* **WHAT YOU SHOULD DO**: Below are some records; output all of them exactly.

* **LISTED ENTRIES**:
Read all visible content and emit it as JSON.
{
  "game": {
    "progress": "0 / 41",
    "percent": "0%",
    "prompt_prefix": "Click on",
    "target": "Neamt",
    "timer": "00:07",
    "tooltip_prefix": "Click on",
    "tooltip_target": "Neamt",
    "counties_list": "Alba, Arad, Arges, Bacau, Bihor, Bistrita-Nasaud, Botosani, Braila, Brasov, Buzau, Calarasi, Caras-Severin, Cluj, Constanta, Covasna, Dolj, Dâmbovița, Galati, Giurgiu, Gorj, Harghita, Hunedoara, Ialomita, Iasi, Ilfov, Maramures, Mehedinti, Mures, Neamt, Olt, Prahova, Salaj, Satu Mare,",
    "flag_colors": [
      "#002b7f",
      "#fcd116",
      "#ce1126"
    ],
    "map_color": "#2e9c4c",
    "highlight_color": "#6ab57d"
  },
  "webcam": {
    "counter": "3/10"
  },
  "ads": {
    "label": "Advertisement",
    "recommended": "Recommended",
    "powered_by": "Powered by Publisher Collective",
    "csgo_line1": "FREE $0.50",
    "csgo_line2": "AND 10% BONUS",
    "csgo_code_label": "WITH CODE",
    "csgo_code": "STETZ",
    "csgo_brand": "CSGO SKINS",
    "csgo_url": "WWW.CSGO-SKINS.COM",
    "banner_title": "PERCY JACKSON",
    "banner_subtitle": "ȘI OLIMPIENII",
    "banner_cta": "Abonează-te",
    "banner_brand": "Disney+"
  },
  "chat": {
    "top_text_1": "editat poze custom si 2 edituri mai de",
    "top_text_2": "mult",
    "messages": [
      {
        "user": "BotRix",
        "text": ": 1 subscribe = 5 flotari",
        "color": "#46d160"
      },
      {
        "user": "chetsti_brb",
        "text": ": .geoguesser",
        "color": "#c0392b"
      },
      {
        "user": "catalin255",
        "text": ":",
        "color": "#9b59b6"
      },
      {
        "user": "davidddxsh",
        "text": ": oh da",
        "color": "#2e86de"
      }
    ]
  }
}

* **ANSWER SPACE**:
Read all visible content and emit it as JSON.
{
  "game": {
    "progress": "0 / 41",
    "percent": "0%",
    "prompt_prefix": "Click on",
    "target": "Neamt",
    "timer": "00:07",
    "tooltip_prefix": "Click on",
    "tooltip_target": "Neamt",
    "counties_list": "Alba, Arad, Arges, Bacau, Bihor, Bistrita-Nasaud, Botosani, Braila, Brasov, Buzau, Calarasi, Caras-Severin, Cluj, Constanta, Covasna, Dolj, Dâmbovița, Galati, Giurgiu, Gorj, Harghita, Hunedoara, Ialomita, Iasi, Ilfov, Maramures, Mehedinti, Mures, Neamt, Olt, Prahova, Salaj, Satu Mare,",
    "flag_colors": [
      "#002b7f",
      "#fcd116",
      "#ce1126"
    ],
    "map_color": "#2e9c4c",
    "highlight_color": "#6ab57d"
  },
  "webcam": {
    "counter": "3/10"
  },
  "ads": {
    "label": "Advertisement",
    "recommended": "Recommended",
    "powered_by": "Powered by Publisher Collective",
    "csgo_line1": "FREE $0.50",
    "csgo_line2": "AND 10% BONUS",
    "csgo_code_label": "WITH CODE",
    "csgo_code": "STETZ",
    "csgo_brand": "CSGO SKINS",
    "csgo_url": "WWW.CSGO-SKINS.COM",
    "banner_title": "PERCY JACKSON",
    "banner_subtitle": "ȘI OLIMPIENII",
    "banner_cta": "Abonează-te",
    "banner_brand": "Disney+"
  },
  "chat": {
    "top_text_1": "editat poze custom si 2 edituri mai de",
    "top_text_2": "mult",
    "messages": [
      {
        "user": "BotRix",
        "text": ": 1 subscribe = 5 flotari",
        "color": "#46d160"
      },
      {
        "user": "chetsti_brb",
        "text": ": .geoguesser",
        "color": "#c0392b"
      },
      {
        "user": "catalin255",
        "text": ":",
        "color": "#9b59b6"
      },
      {
        "user": "davidddxsh",
        "text": ": oh da",
        "color": "#2e86de"
      }
    ]
  }
}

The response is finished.